  • A fighter breaks the pattern of freezing by making it impossible for the ruling party stay in control.
  • A prophet uses his authority in the pattern of flocking to wake up people by telling the inconvenient truth in a way it cannot be ignored.

In practice we use all these interventions, including the cold ones, in more or less explicit ways. However, the cold interventions are in danger to aggravate the situation, rather than opening up the way to solutions. The intention and justification are crucial.

The difference between constructive and destructive patterns in living systems is connection. In a healthy network task division, specialisation and coherence develop as long as all essential elements are connected. Destructive patterns occur when such connections are lacking. Interventions contribute to vital space, as long as they work towards restoring connection.

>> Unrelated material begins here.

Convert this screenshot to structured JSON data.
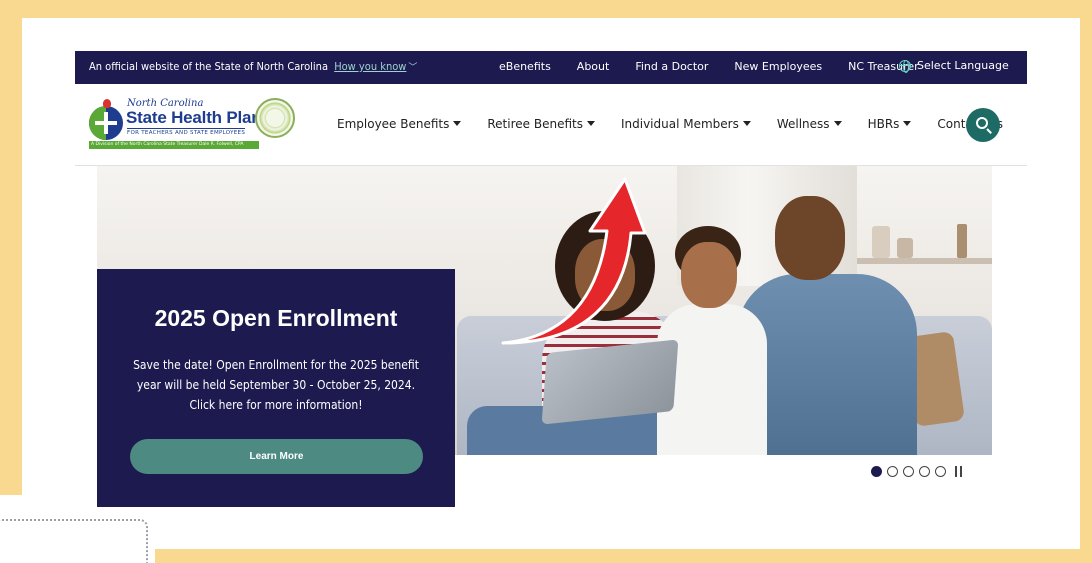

One practical way to get a group of people to reflect on the circle of coherence is to create the basic picture (a circle, with two axes on it made by using rope, and names on A4 paper) in loose elements, enough to cover a big space in your workshop room of at least 5×5 metres. See photo.

Participants are requested to position themselves in the quadrant in which their MSP is currently involved. Within that quadrant, ask them to reflect whether this MSP is inside or outside the ‘vital space’. This can imply that the MSP is more on the ‘I’ side or more in the ‘We’ side, and whether the focus currently is on the similarities or the differences.

Learn more

Eelke Wielinga (2009) The Circle of Coherence pdf

Steve Waddell (2012) Innovation and learning networks and free actors. Blogpost 12-04-2012.